You might already know this, but I didn’t want to miss the opportunity to talk about it. The month of May was designated in the United States as Mental Health Awareness Month to put it in the spotlight, to help people understand more about mental health disorders.
I have several family members who suffer from various mental illnesses, so awareness in my household is an everyday thing. But because I see the devastating effects of what mental illness can do to someone and their enjoyment of life, I want to do all I can to make others aware.
Growing up, I wasn’t as exposed to folks who suffered, aside from a couple of relatives I rarely saw, so I didn’t understand the devastating effects of various mental illnesses. Even with treatment, 26% of Americans suffer on a regular basis, so awareness is so important. You probably already know many folks suffering and you might not realize it.

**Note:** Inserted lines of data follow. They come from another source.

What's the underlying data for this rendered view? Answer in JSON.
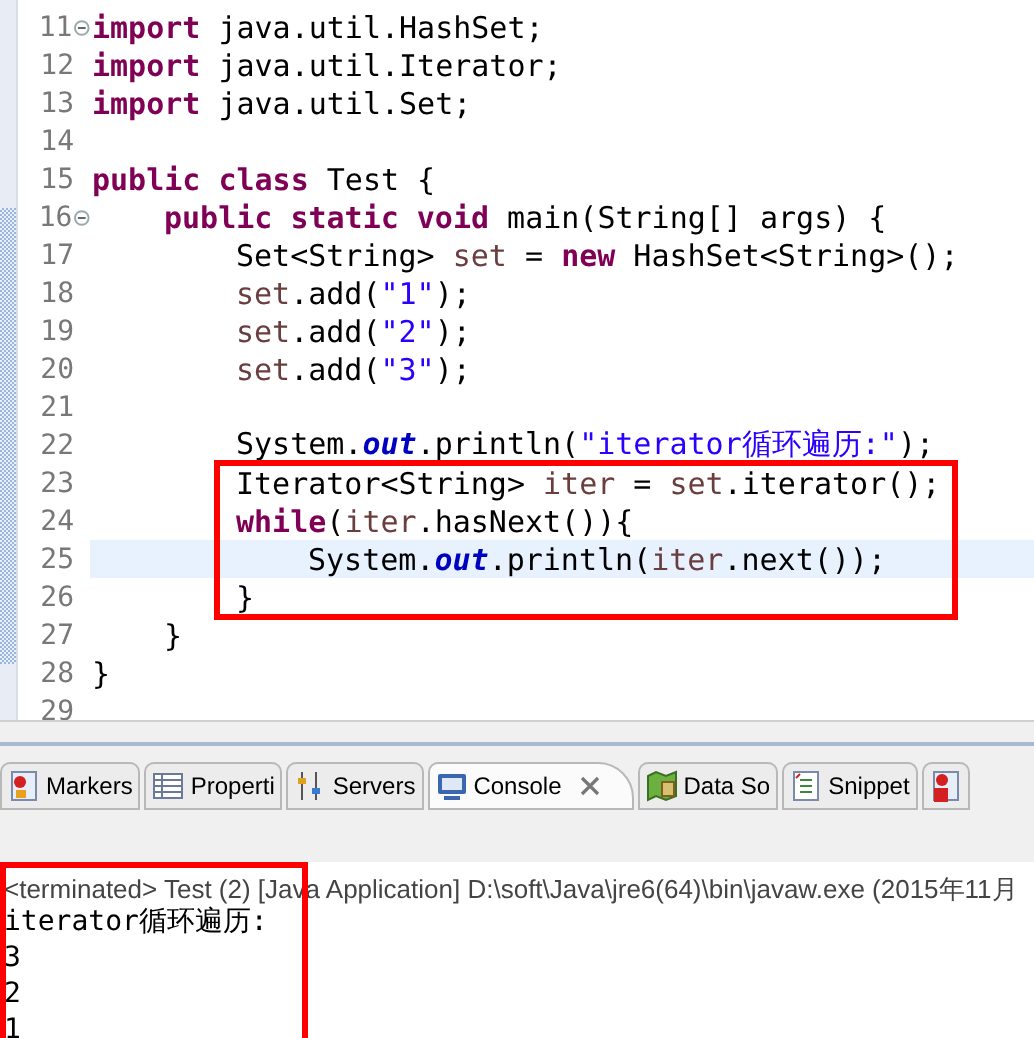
{
  "editor": {
    "lines": [
      {
        "number": "11",
        "foldable": true,
        "current": false,
        "tokens": [
          {
            "kind": "keyword",
            "text": "import"
          },
          {
            "kind": "plain",
            "text": " java.util.HashSet;"
          }
        ]
      },
      {
        "number": "12",
        "foldable": false,
        "current": false,
        "tokens": [
          {
            "kind": "keyword",
            "text": "import"
          },
          {
            "kind": "plain",
            "text": " java.util.Iterator;"
          }
        ]
      },
      {
        "number": "13",
        "foldable": false,
        "current": false,
        "tokens": [
          {
            "kind": "keyword",
            "text": "import"
          },
          {
            "kind": "plain",
            "text": " java.util.Set;"
          }
        ]
      },
      {
        "number": "14",
        "foldable": false,
        "current": false
      },
      {
        "number": "15",
        "foldable": false,
        "current": false,
        "tokens": [
          {
            "kind": "keyword",
            "text": "public"
          },
          {
            "kind": "keyword",
            "text": "class",
            "space_before": true
          },
          {
            "kind": "plain",
            "text": " Test {"
          }
        ],
        "children": [
          {
            "number": "16",
            "foldable": true,
            "current": false,
            "tokens": [
              {
                "kind": "keyword",
                "text": "public"
              },
              {
                "kind": "keyword",
                "text": "static",
                "space_before": true
              },
              {
                "kind": "keyword",
                "text": "void",
                "space_before": true
              },
              {
                "kind": "plain",
                "text": " main(String[] args) {"
              }
            ],
            "children": [
              {
                "number": "17",
                "foldable": false,
                "current": false,
                "tokens": [
                  {
                    "kind": "plain",
                    "text": "Set<String> "
                  },
                  {
                    "kind": "local",
                    "text": "set"
                  },
                  {
                    "kind": "plain",
                    "text": " = "
                  },
                  {
                    "kind": "keyword",
                    "text": "new"
                  },
                  {
                    "kind": "plain",
                    "text": " HashSet<String>();"
                  }
                ]
              },
              {
                "number": "18",
                "foldable": false,
                "current": false,
                "tokens": [
                  {
                    "kind": "local",
                    "text": "set"
                  },
                  {
                    "kind": "plain",
                    "text": ".add("
                  },
                  {
                    "kind": "string",
                    "text": "\"1\""
                  },
                  {
                    "kind": "plain",
                    "text": ");"
                  }
                ]
              },
              {
                "number": "19",
                "foldable": false,
                "current": false,
                "tokens": [
                  {
                    "kind": "local",
                    "text": "set"
                  },
                  {
                    "kind": "plain",
                    "text": ".add("
                  },
                  {
                    "kind": "string",
                    "text": "\"2\""
                  },
                  {
                    "kind": "plain",
                    "text": ");"
                  }
                ]
              },
              {
                "number": "20",
                "foldable": false,
                "current": false,
                "tokens": [
                  {
                    "kind": "local",
                    "text": "set"
                  },
                  {
                    "kind": "plain",
                    "text": ".add("
                  },
                  {
                    "kind": "string",
                    "text": "\"3\""
                  },
                  {
                    "kind": "plain",
                    "text": ");"
                  }
                ]
              },
              {
                "number": "21",
                "foldable": false,
                "current": false
              },
              {
                "number": "22",
                "foldable": false,
                "current": false,
                "tokens": [
                  {
                    "kind": "plain",
                    "text": "System."
                  },
                  {
                    "kind": "static",
                    "text": "out"
                  },
                  {
                    "kind": "plain",
                    "text": ".println("
                  },
                  {
                    "kind": "string",
                    "text": "\"iterator循环遍历:\""
                  },
                  {
                    "kind": "plain",
                    "text": ");"
                  }
                ]
              },
              {
                "number": "23",
                "foldable": false,
                "current": false,
                "tokens": [
                  {
                    "kind": "plain",
                    "text": "Iterator<String> "
                  },
                  {
                    "kind": "local",
                    "text": "iter"
                  },
                  {
                    "kind": "plain",
                    "text": " = "
                  },
                  {
                    "kind": "local",
                    "text": "set"
                  },
                  {
                    "kind": "plain",
                    "text": ".iterator();"
                  }
                ]
              },
              {
                "number": "24",
                "foldable": false,
                "current": false,
                "tokens": [
                  {
                    "kind": "keyword",
                    "text": "while"
                  },
                  {
                    "kind": "plain",
                    "text": "("
                  },
                  {
                    "kind": "local",
                    "text": "iter"
                  },
                  {
                    "kind": "plain",
                    "text": ".hasNext()){"
                  }
                ],
                "children": [
                  {
                    "number": "25",
                    "foldable": false,
                    "current": true,
                    "tokens": [
                      {
                        "kind": "plain",
                        "text": "System."
                      },
                      {
                        "kind": "static",
                        "text": "out"
                      },
                      {
                        "kind": "plain",
                        "text": ".println("
                      },
                      {
                        "kind": "local",
                        "text": "iter"
                      },
                      {
                        "kind": "plain",
                        "text": ".next());"
                      }
                    ]
                  }
                ]
              },
              {
                "number": "26",
                "foldable": false,
                "current": false,
                "tokens": [
                  {
                    "kind": "plain",
                    "text": "}"
                  }
                ]
              }
            ]
          },
          {
            "number": "27",
            "foldable": false,
            "current": false,
            "tokens": [
              {
                "kind": "plain",
                "text": "}"
              }
            ]
          }
        ]
      },
      {
        "number": "28",
        "foldable": false,
        "current": false,
        "tokens": [
          {
            "kind": "plain",
            "text": "}"
          }
        ]
      },
      {
        "number": "29",
        "foldable": false,
        "current": false
      }
    ]
  },
  "views": {
    "tabs": [
      {
        "label": "Markers",
        "selected": false
      },
      {
        "label": "Properti",
        "selected": false
      },
      {
        "label": "Servers",
        "selected": false
      },
      {
        "label": "Console",
        "selected": true
      },
      {
        "label": "Data So",
        "selected": false
      },
      {
        "label": "Snippet",
        "selected": false
      },
      {
        "selected": false
      }
    ]
  },
  "console": {
    "status": "<terminated> Test (2) [Java Application] D:\\soft\\Java\\jre6(64)\\bin\\javaw.exe (2015年11月",
    "output": [
      "iterator循环遍历:",
      "3",
      "2",
      "1"
    ]
  }
}
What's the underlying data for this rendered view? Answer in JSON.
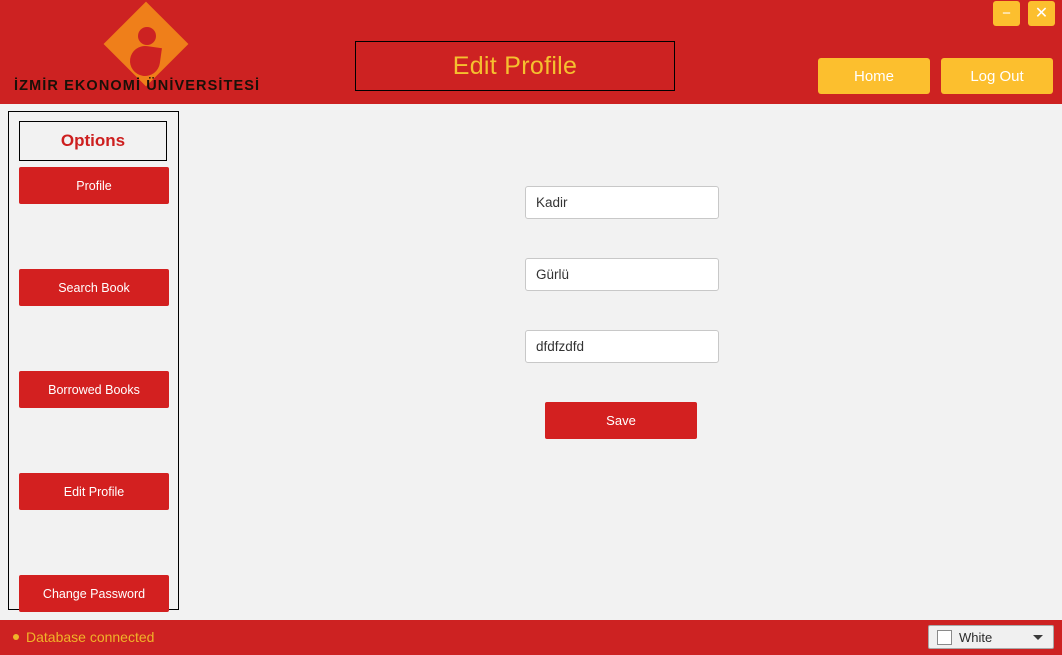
{
  "header": {
    "logo": {
      "icon": "izmir-ekonomi-logo",
      "text": "İZMİR EKONOMİ ÜNİVERSİTESİ"
    },
    "page_title": "Edit Profile",
    "nav": {
      "home_label": "Home",
      "logout_label": "Log Out"
    },
    "window_controls": {
      "minimize_label": "−",
      "close_label": "✕"
    },
    "colors": {
      "background": "#cd2222",
      "title_text": "#f5c02f",
      "button_background": "#fcbf2e"
    }
  },
  "sidebar": {
    "title": "Options",
    "items": [
      {
        "label": "Profile"
      },
      {
        "label": "Search Book"
      },
      {
        "label": "Borrowed Books"
      },
      {
        "label": "Edit Profile"
      },
      {
        "label": "Change Password"
      }
    ],
    "colors": {
      "title_text": "#cd1f1f",
      "button_background": "#d32020"
    }
  },
  "main": {
    "fields": [
      {
        "value": "Kadir",
        "placeholder": ""
      },
      {
        "value": "Gürlü",
        "placeholder": ""
      },
      {
        "value": "dfdfzdfd",
        "placeholder": ""
      }
    ],
    "save_label": "Save"
  },
  "statusbar": {
    "database_status": "Database connected",
    "status_color": "#f0b329",
    "theme_select": {
      "value": "White",
      "swatch_color": "#ffffff",
      "arrow_icon": "chevron-down-icon"
    }
  }
}
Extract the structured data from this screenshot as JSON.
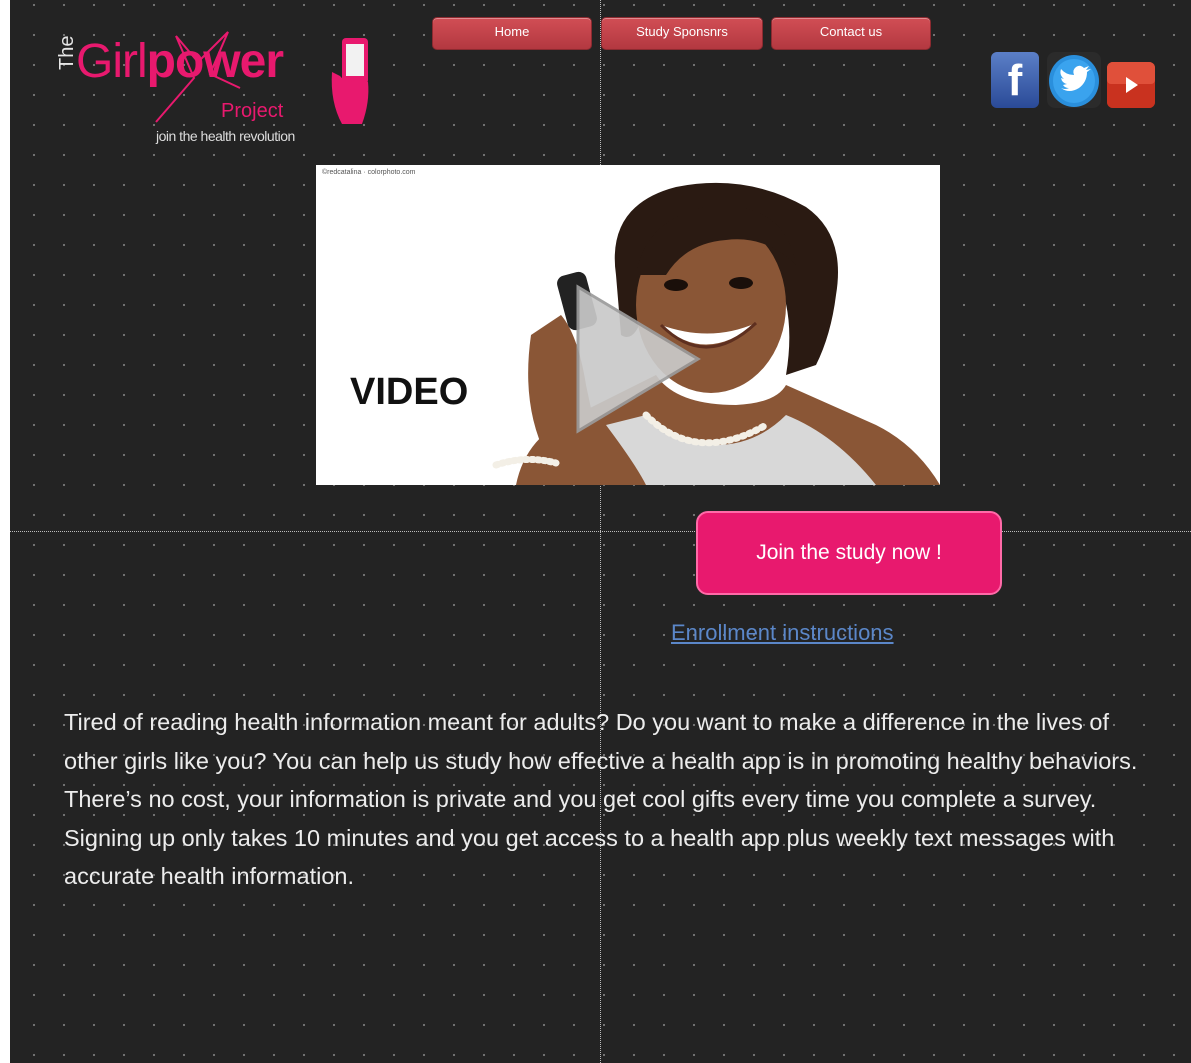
{
  "nav": {
    "home": "Home",
    "sponsors": "Study Sponsnrs",
    "contact": "Contact us"
  },
  "logo": {
    "prefix": "The",
    "word1": "Girl",
    "word2": "power",
    "word3": "Project",
    "tagline": "join the health revolution"
  },
  "social": {
    "facebook_icon": "facebook-icon",
    "twitter_icon": "twitter-icon",
    "youtube_icon": "youtube-icon",
    "facebook_letter": "f"
  },
  "video": {
    "caption": "©redcatalina · colorphoto.com",
    "label": "VIDEO"
  },
  "cta": {
    "join_label": "Join the study now !",
    "enroll_label": "Enrollment instructions"
  },
  "body_text": "Tired of reading health information  meant for adults? Do you want to make a difference in the lives of other girls like you? You can help us study how effective a health app is in promoting healthy behaviors. There’s no cost, your information is private and you get cool gifts every time you complete a survey. Signing up only takes 10 minutes and you get access to a health app plus weekly text messages with accurate health information.",
  "colors": {
    "background": "#232323",
    "brand_pink": "#e8196e",
    "nav_red": "#c4424a",
    "link_blue": "#5b87c9"
  }
}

I bring awareness through the stories I tell.
While those stories often focus on finding love, I sometimes touch on mental health themes. Those of you who have read Bullet and Rock Bottom already know that–both deal with substance abuse, but, more importantly, Ethan, one of the main characters, indulges in drugs as a form of self-medication to deal with depression and other issues. In addition, a book I published a few years ago (under the title To Save Him) I will be republishing as Love and Darkness in August, and that book deals with post-traumatic stress disorder.
Mental disorders are often dismissed because we can’t necessarily “see” the effects. You can’t look at someone and know that they’re suffering from a mental health disorder. And that’s why Mental Health Awareness Month exists–to remind us that we don’t always know the road someone else has traveled nor the burden they are carrying.
So this message is also one to myself–the people we meet, even if it’s just a person we pass on the sidewalk or someone in line behind us at the supermarket, we don’t know their story. We don’t know what their day or their life has been like. Sometimes, an extra ounce of patience or a kind smile (hopefully, we’ll be better able to see those smiles again once we can take the masks off in public!) will help someone through their day.
If you want more information, please check these sources out:
The National Alliance on Mental Illness offers free support and education about mental health and illness.
SAMHSA (Substance Abuse and Mental Health Services Administration) also offers a host of resources on this page.